> [HOW TO COMPLETE THIS TASK]:
Please write out the complete listing that follows, exactly as it reads.
--- SUPPLIED DATA ---
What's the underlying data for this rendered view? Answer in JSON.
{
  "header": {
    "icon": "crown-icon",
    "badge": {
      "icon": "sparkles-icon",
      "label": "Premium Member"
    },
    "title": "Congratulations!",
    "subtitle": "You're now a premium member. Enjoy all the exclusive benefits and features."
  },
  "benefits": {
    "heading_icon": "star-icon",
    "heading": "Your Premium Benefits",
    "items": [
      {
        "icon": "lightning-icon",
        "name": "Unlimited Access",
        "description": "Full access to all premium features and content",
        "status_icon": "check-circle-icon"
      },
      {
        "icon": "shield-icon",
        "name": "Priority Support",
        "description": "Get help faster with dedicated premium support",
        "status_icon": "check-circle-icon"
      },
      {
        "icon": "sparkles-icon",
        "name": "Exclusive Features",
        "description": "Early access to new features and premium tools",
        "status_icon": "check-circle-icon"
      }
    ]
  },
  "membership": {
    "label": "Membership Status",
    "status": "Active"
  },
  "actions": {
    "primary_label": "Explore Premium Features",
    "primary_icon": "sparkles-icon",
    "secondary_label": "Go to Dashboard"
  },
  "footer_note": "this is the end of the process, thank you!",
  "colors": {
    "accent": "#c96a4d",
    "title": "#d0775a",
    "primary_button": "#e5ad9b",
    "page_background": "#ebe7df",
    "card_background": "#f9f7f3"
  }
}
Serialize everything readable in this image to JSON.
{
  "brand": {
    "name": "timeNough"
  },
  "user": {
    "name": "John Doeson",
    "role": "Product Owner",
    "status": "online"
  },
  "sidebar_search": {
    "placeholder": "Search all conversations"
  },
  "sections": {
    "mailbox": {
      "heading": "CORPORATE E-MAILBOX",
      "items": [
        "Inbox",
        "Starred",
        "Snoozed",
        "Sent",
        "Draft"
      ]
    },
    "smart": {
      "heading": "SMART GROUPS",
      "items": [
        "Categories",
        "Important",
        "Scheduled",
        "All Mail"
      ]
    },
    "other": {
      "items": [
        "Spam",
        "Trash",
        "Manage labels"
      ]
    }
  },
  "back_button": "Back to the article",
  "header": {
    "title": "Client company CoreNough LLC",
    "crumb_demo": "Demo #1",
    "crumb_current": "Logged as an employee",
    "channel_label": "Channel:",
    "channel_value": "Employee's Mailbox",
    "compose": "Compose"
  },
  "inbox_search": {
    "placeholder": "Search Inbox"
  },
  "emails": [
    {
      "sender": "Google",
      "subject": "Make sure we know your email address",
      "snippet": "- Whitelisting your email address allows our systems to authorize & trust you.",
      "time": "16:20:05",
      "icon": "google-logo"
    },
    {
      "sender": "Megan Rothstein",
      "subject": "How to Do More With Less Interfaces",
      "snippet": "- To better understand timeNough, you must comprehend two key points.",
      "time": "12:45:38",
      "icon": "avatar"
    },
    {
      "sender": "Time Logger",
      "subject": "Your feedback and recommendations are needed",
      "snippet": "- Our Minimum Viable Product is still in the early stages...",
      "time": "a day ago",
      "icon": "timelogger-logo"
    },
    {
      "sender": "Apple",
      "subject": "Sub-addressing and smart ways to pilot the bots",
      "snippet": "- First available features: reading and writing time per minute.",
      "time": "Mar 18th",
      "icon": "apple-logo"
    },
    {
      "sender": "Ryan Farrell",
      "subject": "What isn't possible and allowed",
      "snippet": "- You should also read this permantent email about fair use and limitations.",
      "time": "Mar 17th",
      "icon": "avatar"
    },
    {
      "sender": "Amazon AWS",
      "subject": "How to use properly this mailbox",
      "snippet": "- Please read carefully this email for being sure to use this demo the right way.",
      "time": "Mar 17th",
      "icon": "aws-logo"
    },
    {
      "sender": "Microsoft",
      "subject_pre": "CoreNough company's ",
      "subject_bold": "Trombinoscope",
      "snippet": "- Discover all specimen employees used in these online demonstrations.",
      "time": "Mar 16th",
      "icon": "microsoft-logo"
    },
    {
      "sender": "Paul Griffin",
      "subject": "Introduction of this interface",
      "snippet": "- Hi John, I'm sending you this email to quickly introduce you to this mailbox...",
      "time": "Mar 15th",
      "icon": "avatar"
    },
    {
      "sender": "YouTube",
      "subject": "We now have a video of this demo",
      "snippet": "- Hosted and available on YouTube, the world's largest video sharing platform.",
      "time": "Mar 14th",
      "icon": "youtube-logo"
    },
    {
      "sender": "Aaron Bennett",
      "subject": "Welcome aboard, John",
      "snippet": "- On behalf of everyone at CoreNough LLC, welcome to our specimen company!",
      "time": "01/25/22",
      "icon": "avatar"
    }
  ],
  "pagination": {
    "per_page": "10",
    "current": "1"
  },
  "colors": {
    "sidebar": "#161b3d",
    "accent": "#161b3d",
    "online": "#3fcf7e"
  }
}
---
> [YOUR SOLUTION]:
What's the underlying data for this rendered view? Answer in JSON.
{
  "header": {
    "icon": "crown-icon",
    "badge": {
      "icon": "sparkles-icon",
      "label": "Premium Member"
    },
    "title": "Congratulations!",
    "subtitle": "You're now a premium member. Enjoy all the exclusive benefits and features."
  },
  "benefits": {
    "heading_icon": "star-icon",
    "heading": "Your Premium Benefits",
    "items": [
      {
        "icon": "lightning-icon",
        "name": "Unlimited Access",
        "description": "Full access to all premium features and content",
        "status_icon": "check-circle-icon"
      },
      {
        "icon": "shield-icon",
        "name": "Priority Support",
        "description": "Get help faster with dedicated premium support",
        "status_icon": "check-circle-icon"
      },
      {
        "icon": "sparkles-icon",
        "name": "Exclusive Features",
        "description": "Early access to new features and premium tools",
        "status_icon": "check-circle-icon"
      }
    ]
  },
  "membership": {
    "label": "Membership Status",
    "status": "Active"
  },
  "actions": {
    "primary_label": "Explore Premium Features",
    "primary_icon": "sparkles-icon",
    "secondary_label": "Go to Dashboard"
  },
  "footer_note": "this is the end of the process, thank you!",
  "colors": {
    "accent": "#c96a4d",
    "title": "#d0775a",
    "primary_button": "#e5ad9b",
    "page_background": "#ebe7df",
    "card_background": "#f9f7f3"
  }
}
Serialize everything readable in this image to JSON.
{
  "brand": {
    "name": "timeNough"
  },
  "user": {
    "name": "John Doeson",
    "role": "Product Owner",
    "status": "online"
  },
  "sidebar_search": {
    "placeholder": "Search all conversations"
  },
  "sections": {
    "mailbox": {
      "heading": "CORPORATE E-MAILBOX",
      "items": [
        "Inbox",
        "Starred",
        "Snoozed",
        "Sent",
        "Draft"
      ]
    },
    "smart": {
      "heading": "SMART GROUPS",
      "items": [
        "Categories",
        "Important",
        "Scheduled",
        "All Mail"
      ]
    },
    "other": {
      "items": [
        "Spam",
        "Trash",
        "Manage labels"
      ]
    }
  },
  "back_button": "Back to the article",
  "header": {
    "title": "Client company CoreNough LLC",
    "crumb_demo": "Demo #1",
    "crumb_current": "Logged as an employee",
    "channel_label": "Channel:",
    "channel_value": "Employee's Mailbox",
    "compose": "Compose"
  },
  "inbox_search": {
    "placeholder": "Search Inbox"
  },
  "emails": [
    {
      "sender": "Google",
      "subject": "Make sure we know your email address",
      "snippet": "- Whitelisting your email address allows our systems to authorize & trust you.",
      "time": "16:20:05",
      "icon": "google-logo"
    },
    {
      "sender": "Megan Rothstein",
      "subject": "How to Do More With Less Interfaces",
      "snippet": "- To better understand timeNough, you must comprehend two key points.",
      "time": "12:45:38",
      "icon": "avatar"
    },
    {
      "sender": "Time Logger",
      "subject": "Your feedback and recommendations are needed",
      "snippet": "- Our Minimum Viable Product is still in the early stages...",
      "time": "a day ago",
      "icon": "timelogger-logo"
    },
    {
      "sender": "Apple",
      "subject": "Sub-addressing and smart ways to pilot the bots",
      "snippet": "- First available features: reading and writing time per minute.",
      "time": "Mar 18th",
      "icon": "apple-logo"
    },
    {
      "sender": "Ryan Farrell",
      "subject": "What isn't possible and allowed",
      "snippet": "- You should also read this permantent email about fair use and limitations.",
      "time": "Mar 17th",
      "icon": "avatar"
    },
    {
      "sender": "Amazon AWS",
      "subject": "How to use properly this mailbox",
      "snippet": "- Please read carefully this email for being sure to use this demo the right way.",
      "time": "Mar 17th",
      "icon": "aws-logo"
    },
    {
      "sender": "Microsoft",
      "subject_pre": "CoreNough company's ",
      "subject_bold": "Trombinoscope",
      "snippet": "- Discover all specimen employees used in these online demonstrations.",
      "time": "Mar 16th",
      "icon": "microsoft-logo"
    },
    {
      "sender": "Paul Griffin",
      "subject": "Introduction of this interface",
      "snippet": "- Hi John, I'm sending you this email to quickly introduce you to this mailbox...",
      "time": "Mar 15th",
      "icon": "avatar"
    },
    {
      "sender": "YouTube",
      "subject": "We now have a video of this demo",
      "snippet": "- Hosted and available on YouTube, the world's largest video sharing platform.",
      "time": "Mar 14th",
      "icon": "youtube-logo"
    },
    {
      "sender": "Aaron Bennett",
      "subject": "Welcome aboard, John",
      "snippet": "- On behalf of everyone at CoreNough LLC, welcome to our specimen company!",
      "time": "01/25/22",
      "icon": "avatar"
    }
  ],
  "pagination": {
    "per_page": "10",
    "current": "1"
  },
  "colors": {
    "sidebar": "#161b3d",
    "accent": "#161b3d",
    "online": "#3fcf7e"
  }
}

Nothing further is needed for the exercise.